• [TASK INPUT]

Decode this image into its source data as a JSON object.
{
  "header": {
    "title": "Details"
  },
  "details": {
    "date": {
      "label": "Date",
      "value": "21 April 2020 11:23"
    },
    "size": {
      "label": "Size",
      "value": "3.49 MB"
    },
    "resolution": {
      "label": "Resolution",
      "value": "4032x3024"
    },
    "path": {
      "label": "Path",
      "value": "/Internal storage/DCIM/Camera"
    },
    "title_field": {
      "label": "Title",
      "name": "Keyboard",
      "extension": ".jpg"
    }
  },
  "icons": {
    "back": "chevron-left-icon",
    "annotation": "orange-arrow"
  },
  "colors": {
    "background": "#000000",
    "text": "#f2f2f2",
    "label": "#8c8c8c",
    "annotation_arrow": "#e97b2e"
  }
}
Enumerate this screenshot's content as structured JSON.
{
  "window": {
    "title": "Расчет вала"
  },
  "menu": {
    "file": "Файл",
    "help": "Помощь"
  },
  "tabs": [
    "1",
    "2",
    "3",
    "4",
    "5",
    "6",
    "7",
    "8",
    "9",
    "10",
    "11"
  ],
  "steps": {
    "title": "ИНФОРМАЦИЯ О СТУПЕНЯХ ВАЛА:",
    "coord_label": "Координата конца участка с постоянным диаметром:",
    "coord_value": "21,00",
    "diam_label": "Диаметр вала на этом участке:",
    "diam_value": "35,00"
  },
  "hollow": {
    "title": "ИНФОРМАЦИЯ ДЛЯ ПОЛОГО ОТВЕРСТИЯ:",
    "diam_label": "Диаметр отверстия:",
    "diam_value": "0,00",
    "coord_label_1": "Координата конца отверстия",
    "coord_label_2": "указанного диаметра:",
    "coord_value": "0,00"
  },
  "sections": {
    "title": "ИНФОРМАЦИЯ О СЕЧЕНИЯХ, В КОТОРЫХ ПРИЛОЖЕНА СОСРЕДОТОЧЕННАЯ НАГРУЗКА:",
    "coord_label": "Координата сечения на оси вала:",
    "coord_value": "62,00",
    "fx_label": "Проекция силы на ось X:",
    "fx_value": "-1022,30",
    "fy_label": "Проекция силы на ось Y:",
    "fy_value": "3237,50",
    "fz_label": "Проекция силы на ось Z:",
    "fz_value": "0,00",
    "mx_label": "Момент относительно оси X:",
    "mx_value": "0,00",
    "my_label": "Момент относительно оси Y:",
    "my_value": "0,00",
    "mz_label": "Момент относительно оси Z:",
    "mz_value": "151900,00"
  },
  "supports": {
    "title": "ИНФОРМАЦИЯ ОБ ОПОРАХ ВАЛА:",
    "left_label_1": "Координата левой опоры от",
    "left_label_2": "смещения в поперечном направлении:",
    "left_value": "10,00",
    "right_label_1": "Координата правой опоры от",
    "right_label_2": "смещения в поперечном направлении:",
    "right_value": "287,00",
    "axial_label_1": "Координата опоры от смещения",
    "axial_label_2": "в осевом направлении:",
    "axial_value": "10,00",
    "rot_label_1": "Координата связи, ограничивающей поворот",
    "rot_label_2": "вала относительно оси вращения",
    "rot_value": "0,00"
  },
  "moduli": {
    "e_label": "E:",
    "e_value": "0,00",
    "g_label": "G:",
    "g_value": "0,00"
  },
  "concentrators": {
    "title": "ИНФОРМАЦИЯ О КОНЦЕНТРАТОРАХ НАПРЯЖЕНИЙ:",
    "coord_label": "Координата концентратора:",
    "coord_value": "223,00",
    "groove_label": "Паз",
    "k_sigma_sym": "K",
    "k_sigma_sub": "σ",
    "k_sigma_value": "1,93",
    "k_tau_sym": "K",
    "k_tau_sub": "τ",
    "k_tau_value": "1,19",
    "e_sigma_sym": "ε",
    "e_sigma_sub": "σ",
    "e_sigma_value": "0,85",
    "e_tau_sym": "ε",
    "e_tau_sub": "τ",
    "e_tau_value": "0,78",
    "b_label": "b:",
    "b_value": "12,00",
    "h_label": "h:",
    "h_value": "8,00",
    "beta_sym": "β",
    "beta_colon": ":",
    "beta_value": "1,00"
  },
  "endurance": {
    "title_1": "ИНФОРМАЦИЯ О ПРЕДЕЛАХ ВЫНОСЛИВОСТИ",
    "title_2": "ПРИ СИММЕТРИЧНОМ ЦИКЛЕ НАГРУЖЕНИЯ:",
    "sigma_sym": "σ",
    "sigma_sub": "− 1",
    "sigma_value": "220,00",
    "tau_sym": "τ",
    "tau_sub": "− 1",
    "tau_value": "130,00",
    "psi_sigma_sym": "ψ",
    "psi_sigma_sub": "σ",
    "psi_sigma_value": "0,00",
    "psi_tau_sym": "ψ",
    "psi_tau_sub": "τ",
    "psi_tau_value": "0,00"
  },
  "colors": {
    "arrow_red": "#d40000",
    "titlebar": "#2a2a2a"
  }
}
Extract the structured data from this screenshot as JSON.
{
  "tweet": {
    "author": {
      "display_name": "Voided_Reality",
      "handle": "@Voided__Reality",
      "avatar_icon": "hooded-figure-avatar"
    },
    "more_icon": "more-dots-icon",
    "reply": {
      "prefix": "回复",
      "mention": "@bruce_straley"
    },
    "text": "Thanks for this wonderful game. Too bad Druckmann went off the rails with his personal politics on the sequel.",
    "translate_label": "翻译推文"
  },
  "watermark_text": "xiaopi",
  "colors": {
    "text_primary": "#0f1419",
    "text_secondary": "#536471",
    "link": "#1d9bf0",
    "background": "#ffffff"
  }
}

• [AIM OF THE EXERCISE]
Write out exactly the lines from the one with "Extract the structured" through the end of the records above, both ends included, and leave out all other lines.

• [EXERCISE RESULT]
Extract the structured data from this screenshot as JSON.
{
  "tweet": {
    "author": {
      "display_name": "Voided_Reality",
      "handle": "@Voided__Reality",
      "avatar_icon": "hooded-figure-avatar"
    },
    "more_icon": "more-dots-icon",
    "reply": {
      "prefix": "回复",
      "mention": "@bruce_straley"
    },
    "text": "Thanks for this wonderful game. Too bad Druckmann went off the rails with his personal politics on the sequel.",
    "translate_label": "翻译推文"
  },
  "watermark_text": "xiaopi",
  "colors": {
    "text_primary": "#0f1419",
    "text_secondary": "#536471",
    "link": "#1d9bf0",
    "background": "#ffffff"
  }
}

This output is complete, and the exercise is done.